Every morning when I woke up, I would eat, shower, throw on a pair of black leggings covered in lint and a graphic t-shirt. Once all of those were finished, it was TV time. Before settling on my bed, I walked into my kitchen and grabbed my essentials: snacks and water. The bright blue bag of Tostitos chips caught my eye in the pantry; I crumpled the bag into my hand and began rummaging around the fridge for none other than the accompanying jar of salsa. With everything salty, there needs to be something sweet. I opened the pantry again to grab a handful of fruit snacks. With my snacks and water in hand, I walked back to my room as carefully as I could, trying not to topple the mountain of things in my hand. Once back in my room, I plopped onto my bed and grabbed my remote. As I adjusted my position, my 20-year-old mattress moved with me. The constant creaking of the springs inside it was a noise I’d heard way too often. I powered on the television and its bright colors greeted my tired eyes. Once I finally settled on my show for the day, the sitcom “Moesha,” an I instantly smiled.
Never did I think a collection of moving pixels could bring me such relief.
There were multiple reasons why I found watching my shows so comforting. For starters, they were quality entertainment. There were days when I laughed extremely hard, and days where the shows pulled at my heartstrings and I shed a lot of tears. Some of the shows I watched were even informative, which I appreciated since I wasn’t in school at this time. Another reason that watching these shows helped me is that during a time where everything around me was changing, the shows remained the only consistent thing in my life, aside from my family and friends, of course. With constant news updates about regulations and the changing state of the world, my shows remained the same and in the same place.

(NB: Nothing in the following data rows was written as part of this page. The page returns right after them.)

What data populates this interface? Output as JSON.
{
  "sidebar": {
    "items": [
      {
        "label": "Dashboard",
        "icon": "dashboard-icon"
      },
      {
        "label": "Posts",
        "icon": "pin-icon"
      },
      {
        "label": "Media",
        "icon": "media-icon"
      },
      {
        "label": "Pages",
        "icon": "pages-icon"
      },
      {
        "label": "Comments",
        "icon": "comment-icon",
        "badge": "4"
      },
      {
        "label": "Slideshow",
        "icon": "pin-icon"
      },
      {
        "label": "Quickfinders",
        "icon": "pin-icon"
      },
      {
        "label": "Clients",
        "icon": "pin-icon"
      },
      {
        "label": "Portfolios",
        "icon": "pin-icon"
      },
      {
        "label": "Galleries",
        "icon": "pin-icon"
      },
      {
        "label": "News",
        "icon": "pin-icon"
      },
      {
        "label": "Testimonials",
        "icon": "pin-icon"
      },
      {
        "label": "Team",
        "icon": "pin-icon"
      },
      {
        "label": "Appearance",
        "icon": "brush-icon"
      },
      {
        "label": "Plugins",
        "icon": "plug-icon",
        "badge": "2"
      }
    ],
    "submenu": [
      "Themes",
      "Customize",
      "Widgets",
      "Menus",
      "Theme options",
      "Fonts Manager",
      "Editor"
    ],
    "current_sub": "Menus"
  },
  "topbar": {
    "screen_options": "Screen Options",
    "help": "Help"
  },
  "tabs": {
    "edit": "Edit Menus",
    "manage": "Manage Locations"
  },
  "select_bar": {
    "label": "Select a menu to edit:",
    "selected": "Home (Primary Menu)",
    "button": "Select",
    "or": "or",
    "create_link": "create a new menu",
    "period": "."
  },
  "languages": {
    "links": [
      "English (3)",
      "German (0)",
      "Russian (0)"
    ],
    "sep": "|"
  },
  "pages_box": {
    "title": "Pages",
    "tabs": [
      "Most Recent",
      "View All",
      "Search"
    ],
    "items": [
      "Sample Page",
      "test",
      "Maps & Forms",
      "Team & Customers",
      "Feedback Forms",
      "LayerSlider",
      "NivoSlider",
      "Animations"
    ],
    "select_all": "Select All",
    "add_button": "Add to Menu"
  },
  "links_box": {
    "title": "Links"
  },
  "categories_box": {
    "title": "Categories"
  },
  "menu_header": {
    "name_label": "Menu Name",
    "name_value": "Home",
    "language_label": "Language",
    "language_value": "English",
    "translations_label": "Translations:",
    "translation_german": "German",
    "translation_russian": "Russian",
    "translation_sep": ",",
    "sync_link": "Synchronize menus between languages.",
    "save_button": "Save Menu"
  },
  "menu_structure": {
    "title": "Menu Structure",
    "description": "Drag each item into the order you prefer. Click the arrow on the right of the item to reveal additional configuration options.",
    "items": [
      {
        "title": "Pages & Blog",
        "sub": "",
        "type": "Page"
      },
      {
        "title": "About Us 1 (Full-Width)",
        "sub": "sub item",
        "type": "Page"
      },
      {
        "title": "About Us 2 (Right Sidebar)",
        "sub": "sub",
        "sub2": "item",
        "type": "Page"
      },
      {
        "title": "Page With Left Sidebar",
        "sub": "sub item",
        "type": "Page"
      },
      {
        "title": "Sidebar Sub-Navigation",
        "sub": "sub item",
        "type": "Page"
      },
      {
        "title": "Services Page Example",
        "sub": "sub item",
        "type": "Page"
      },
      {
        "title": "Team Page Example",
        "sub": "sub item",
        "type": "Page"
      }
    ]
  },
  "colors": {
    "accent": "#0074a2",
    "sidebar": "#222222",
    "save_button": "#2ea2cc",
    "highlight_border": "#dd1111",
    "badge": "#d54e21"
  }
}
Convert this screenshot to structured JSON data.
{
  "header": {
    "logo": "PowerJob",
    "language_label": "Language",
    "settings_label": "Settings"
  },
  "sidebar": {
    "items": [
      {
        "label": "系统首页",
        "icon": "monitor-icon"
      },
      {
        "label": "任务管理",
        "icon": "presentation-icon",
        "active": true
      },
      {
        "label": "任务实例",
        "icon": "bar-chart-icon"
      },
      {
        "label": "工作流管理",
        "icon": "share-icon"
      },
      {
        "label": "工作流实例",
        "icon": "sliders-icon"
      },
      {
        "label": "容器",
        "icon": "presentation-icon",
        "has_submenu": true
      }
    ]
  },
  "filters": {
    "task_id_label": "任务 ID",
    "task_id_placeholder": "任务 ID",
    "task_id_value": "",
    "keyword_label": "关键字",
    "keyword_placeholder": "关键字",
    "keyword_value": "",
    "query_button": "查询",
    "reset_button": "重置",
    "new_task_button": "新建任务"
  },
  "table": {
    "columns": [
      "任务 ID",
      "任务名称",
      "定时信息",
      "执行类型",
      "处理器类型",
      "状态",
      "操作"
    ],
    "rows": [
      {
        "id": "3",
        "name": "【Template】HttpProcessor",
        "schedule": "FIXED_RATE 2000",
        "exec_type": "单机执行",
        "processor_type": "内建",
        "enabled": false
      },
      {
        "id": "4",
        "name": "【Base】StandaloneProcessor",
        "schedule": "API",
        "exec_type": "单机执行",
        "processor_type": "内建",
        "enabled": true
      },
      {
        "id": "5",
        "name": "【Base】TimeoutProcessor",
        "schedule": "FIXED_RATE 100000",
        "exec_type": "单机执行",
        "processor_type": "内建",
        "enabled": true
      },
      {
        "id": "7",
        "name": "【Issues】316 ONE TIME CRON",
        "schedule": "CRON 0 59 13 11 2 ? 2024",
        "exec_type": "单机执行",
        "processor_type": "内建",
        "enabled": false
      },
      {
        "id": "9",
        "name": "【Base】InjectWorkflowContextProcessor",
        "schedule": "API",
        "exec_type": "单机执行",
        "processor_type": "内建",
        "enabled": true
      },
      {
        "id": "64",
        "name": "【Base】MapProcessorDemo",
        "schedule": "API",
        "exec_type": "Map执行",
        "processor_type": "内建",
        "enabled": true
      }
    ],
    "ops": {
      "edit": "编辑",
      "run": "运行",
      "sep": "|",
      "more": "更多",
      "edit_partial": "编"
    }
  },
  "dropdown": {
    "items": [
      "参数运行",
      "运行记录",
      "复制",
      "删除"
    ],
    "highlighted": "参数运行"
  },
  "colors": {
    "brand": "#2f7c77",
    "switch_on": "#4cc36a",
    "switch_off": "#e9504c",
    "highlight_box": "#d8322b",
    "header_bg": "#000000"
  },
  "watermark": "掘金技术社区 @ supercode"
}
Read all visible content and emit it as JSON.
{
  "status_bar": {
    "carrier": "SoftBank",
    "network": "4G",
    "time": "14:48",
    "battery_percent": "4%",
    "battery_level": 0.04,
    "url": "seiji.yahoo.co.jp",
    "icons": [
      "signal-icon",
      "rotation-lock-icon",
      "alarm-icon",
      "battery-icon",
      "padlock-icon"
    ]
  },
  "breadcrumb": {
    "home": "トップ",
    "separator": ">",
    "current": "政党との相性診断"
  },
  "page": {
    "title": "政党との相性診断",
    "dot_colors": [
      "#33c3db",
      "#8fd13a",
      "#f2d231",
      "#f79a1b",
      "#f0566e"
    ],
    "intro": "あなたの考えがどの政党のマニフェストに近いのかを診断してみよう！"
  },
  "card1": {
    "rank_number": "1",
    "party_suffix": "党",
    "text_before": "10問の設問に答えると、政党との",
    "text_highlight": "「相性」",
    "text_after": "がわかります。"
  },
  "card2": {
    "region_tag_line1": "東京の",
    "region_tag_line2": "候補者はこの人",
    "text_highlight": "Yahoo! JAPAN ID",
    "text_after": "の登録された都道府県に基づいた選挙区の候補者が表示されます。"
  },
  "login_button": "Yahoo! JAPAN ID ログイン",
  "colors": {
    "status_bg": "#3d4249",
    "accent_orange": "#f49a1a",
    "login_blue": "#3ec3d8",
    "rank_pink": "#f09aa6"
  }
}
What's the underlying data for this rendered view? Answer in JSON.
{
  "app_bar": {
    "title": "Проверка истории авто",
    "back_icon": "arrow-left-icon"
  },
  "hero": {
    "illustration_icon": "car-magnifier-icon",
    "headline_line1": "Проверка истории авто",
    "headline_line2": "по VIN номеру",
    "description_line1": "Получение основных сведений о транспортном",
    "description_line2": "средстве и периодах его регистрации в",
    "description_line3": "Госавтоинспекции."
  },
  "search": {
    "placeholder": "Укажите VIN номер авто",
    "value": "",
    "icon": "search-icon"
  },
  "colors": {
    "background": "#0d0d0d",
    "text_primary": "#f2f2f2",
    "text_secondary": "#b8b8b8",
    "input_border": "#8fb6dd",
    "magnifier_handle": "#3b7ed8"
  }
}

The main reason that I think the shows helped me through that difficult time in my life is because while watching the shows, you’re seeing characters interacting and living life as it once was pre-pandemic. It was like taking a look into the past and admiring it, knowing life might never be like that again. Even when the pandemic comes to its end, we will be living in a new normal. Restaurants, trips to the movies and other public outings will always require distance, and some places may still require masks. Even allergy and common cold symptoms will almost always make a person question if you have COVID-19 or not.
A year after the pandemic began, there’s some return to normalcy, but life is still different. I am not sure when this pandemic will be over, or if it will ever truly be over, but I do know that I will be watching my shows throughout, hoping for better days to come.